Go through the data and copy every line exactly, but not the images.

▶ **Material for this task**:
Segment Open

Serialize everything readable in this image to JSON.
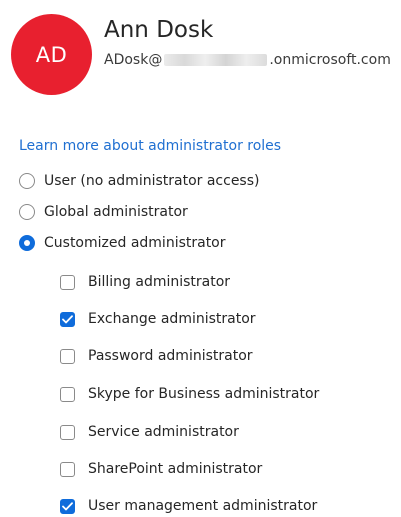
{
  "user": {
    "initials": "AD",
    "avatar_color": "#e8202f",
    "name": "Ann Dosk",
    "email_prefix": "ADosk@",
    "email_suffix": ".onmicrosoft.com"
  },
  "learn_more_link": "Learn more about administrator roles",
  "role_options": [
    {
      "label": "User (no administrator access)",
      "selected": false
    },
    {
      "label": "Global administrator",
      "selected": false
    },
    {
      "label": "Customized administrator",
      "selected": true
    }
  ],
  "custom_roles": [
    {
      "label": "Billing administrator",
      "checked": false
    },
    {
      "label": "Exchange administrator",
      "checked": true
    },
    {
      "label": "Password administrator",
      "checked": false
    },
    {
      "label": "Skype for Business administrator",
      "checked": false
    },
    {
      "label": "Service administrator",
      "checked": false
    },
    {
      "label": "SharePoint administrator",
      "checked": false
    },
    {
      "label": "User management administrator",
      "checked": true
    }
  ],
  "colors": {
    "accent": "#0f6cdb",
    "link": "#1f6fd1"
  }
}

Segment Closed

▶ **Written solution**:
Serialize everything readable in this image to JSON.
{
  "user": {
    "initials": "AD",
    "avatar_color": "#e8202f",
    "name": "Ann Dosk",
    "email_prefix": "ADosk@",
    "email_suffix": ".onmicrosoft.com"
  },
  "learn_more_link": "Learn more about administrator roles",
  "role_options": [
    {
      "label": "User (no administrator access)",
      "selected": false
    },
    {
      "label": "Global administrator",
      "selected": false
    },
    {
      "label": "Customized administrator",
      "selected": true
    }
  ],
  "custom_roles": [
    {
      "label": "Billing administrator",
      "checked": false
    },
    {
      "label": "Exchange administrator",
      "checked": true
    },
    {
      "label": "Password administrator",
      "checked": false
    },
    {
      "label": "Skype for Business administrator",
      "checked": false
    },
    {
      "label": "Service administrator",
      "checked": false
    },
    {
      "label": "SharePoint administrator",
      "checked": false
    },
    {
      "label": "User management administrator",
      "checked": true
    }
  ],
  "colors": {
    "accent": "#0f6cdb",
    "link": "#1f6fd1"
  }
}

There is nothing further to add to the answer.